With the support of the Ministry of Culture of the Russian Federation, the Moscow Government and the Department of Culture of the city of Moscow

'Kommersant Daily' prize

'Kommersant Daily' prize — ‘Hypnosis’, Russia, directed by Valery Todorovsky.
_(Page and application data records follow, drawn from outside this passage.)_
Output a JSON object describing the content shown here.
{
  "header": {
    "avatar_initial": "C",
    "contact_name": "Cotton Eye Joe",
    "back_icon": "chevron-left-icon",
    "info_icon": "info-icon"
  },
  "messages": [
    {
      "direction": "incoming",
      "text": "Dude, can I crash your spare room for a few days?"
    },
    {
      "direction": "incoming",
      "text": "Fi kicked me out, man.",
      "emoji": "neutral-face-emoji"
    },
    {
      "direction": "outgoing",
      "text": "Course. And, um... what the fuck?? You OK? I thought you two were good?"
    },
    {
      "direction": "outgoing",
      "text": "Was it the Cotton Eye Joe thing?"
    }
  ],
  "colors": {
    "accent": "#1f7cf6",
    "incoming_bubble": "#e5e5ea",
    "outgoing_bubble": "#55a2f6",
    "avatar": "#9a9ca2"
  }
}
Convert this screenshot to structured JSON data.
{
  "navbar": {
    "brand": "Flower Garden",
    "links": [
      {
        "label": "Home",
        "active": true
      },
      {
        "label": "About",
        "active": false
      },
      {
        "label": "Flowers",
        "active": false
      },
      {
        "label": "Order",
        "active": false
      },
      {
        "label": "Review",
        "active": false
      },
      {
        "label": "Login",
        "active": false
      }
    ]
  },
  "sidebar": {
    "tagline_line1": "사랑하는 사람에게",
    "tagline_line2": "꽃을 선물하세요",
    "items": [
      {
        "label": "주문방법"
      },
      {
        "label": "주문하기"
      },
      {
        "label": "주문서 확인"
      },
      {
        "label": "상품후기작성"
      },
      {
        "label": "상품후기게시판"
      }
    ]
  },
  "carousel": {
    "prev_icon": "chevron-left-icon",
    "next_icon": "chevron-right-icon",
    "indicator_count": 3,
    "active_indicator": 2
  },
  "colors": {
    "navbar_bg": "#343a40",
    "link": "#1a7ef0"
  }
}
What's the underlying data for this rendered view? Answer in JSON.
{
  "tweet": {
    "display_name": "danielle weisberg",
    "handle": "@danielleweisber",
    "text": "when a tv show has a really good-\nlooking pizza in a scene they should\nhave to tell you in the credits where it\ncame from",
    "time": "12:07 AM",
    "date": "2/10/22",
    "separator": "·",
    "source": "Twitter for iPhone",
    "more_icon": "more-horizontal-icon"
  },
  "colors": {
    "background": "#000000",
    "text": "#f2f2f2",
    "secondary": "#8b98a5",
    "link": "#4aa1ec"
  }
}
One of the plotlines of Todorovsky’s last film “Odessa” remained hidden from the majority of the viewers. The audience followed the forbidden love story of a big-city journalist and a girl next door, enjoyed the Odessan charm of Irina Rozanova and Leonid Yarmolnik, and as for Valerik… And what’s with him? He’s wafting in the back and the grown-ups pay zero attention to him, even sometimes using him for their own agenda. If one wants to escape the quarantine – one will use a child against another with no second thought about the child’s feelings. The film, based on the childhood memories of Odessa with a character being a namesake of the director, implied it is not just a minor role. In “Hypnosis”, this theme takes the stage: a kid is seen as almost a piece of furniture by his parents. He becomes a subject to adult manipulation. Moreover, indifference or manipulation disguise itself as a bliss: from the supposedly democratic relationships with the parents (who go by their first names: Katya, Vitya) – to a seemingly scientific experiment a young patient is dragged into by a big-name professor Volkov. However, it would be a stretch to call Misha a “patient”: he is a pretty ordinary Moscow high school student who rambles at night. Except for sleepwalking – which, in general, is not such a rarity and doesn’t concern the family much – Misha is absolutely normal. Perfectly normal, as the professor likes to emphasize. There is even something frightening to this eternal prudence, sobriety, and calmness, and the big head will quickly sort it out. He then will start a game with the "perfection", which would make Misha think of himself as either a magician’s apprentice, or an involuntary accomplice of a murderer, or a fictional character. The symbiosis of routine (sanity) and insanity is what Valery Todorovsky does perfectly: after all, the director has never been a singer of the prosiness. He often strives to put the viewer in the world of the unfamiliar with its bold colours, shall it be the aforementioned Odessan flavour, the world of ballet in “Bolshoi”, the graphic 60s in “The Thaw” series, or the violent, vibrant 50s in “Hipsters”. Even in the "Country of the Deaf" – the one to lift off Todorovsky’s career – the soundless world and sign language seemed to be a step into Terra Incognita. The terrifying voice of the deaf man called Svinya (Pig) was a vivid omen of this world – Maksim Sukhanov debut – and now, a quarter of a century later, he appears in Todorovsky’s new film in an almost central role of Dr. Volkov, and again the voice, now clear and commanding, says: "Sleep!" and sets an infernal tone to the spectacle. Things happening behind the crummy door of the university department can, it seems, break anyone, but Misha (16-year-old Sergey Giro’s debut) is standing strong – he is almost disinterested in the experiments with hypnosis. If, however, you give it a second thought, his world looks even wilder, and the absurdity of his everyday life is stressed by an endless snowfall. The heroes get through it as if the time has stopped, the locations keep repeating as if in a bad dream: same blocks of flats, the escalator, the metro coach, the lecture hall’s outer room with the invariable red coat on the hanger. In the end, everyone's actions can be interpreted as an attempt to break out of this sticky jelly: Dr. Volkov – as he wants to break the rules of the scientific ethics, Misha – to break the role of "an adult" and "an equal" imposed by his parents and disguised as a blessing. In the hell of the everyday, madness can be a salvation. 

Igor Savelev